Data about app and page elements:
--
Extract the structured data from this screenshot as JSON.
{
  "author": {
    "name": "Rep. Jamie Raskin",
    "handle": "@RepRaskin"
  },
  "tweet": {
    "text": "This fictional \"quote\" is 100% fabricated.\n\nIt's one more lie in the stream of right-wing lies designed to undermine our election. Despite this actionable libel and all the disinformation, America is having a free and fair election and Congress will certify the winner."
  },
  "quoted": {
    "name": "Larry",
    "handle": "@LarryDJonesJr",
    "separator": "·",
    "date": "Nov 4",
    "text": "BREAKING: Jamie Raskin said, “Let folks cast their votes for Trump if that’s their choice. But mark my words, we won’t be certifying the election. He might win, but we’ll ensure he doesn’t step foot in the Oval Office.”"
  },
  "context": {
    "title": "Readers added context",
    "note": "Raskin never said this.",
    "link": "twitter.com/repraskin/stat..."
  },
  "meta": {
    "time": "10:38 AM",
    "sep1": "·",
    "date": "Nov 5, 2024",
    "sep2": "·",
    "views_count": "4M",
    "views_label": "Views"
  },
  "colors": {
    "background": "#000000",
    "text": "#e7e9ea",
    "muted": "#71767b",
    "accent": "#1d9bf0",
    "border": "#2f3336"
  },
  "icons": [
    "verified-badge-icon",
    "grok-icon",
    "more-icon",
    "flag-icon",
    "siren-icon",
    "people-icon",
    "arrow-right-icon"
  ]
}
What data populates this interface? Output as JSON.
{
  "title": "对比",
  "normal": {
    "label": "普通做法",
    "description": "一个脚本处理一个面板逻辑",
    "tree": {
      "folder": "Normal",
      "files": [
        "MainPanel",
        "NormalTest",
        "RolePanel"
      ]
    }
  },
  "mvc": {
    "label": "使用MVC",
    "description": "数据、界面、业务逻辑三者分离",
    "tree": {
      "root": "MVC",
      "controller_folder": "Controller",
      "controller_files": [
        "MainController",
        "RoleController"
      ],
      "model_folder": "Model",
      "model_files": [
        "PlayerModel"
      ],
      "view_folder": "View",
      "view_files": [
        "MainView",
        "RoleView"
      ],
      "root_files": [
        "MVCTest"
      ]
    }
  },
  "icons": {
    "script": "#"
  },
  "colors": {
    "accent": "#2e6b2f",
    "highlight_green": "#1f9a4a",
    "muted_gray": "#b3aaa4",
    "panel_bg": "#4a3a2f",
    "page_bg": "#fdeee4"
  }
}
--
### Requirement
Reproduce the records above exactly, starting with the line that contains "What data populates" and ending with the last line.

### Response area
What data populates this interface? Output as JSON.
{
  "title": "对比",
  "normal": {
    "label": "普通做法",
    "description": "一个脚本处理一个面板逻辑",
    "tree": {
      "folder": "Normal",
      "files": [
        "MainPanel",
        "NormalTest",
        "RolePanel"
      ]
    }
  },
  "mvc": {
    "label": "使用MVC",
    "description": "数据、界面、业务逻辑三者分离",
    "tree": {
      "root": "MVC",
      "controller_folder": "Controller",
      "controller_files": [
        "MainController",
        "RoleController"
      ],
      "model_folder": "Model",
      "model_files": [
        "PlayerModel"
      ],
      "view_folder": "View",
      "view_files": [
        "MainView",
        "RoleView"
      ],
      "root_files": [
        "MVCTest"
      ]
    }
  },
  "icons": {
    "script": "#"
  },
  "colors": {
    "accent": "#2e6b2f",
    "highlight_green": "#1f9a4a",
    "muted_gray": "#b3aaa4",
    "panel_bg": "#4a3a2f",
    "page_bg": "#fdeee4"
  }
}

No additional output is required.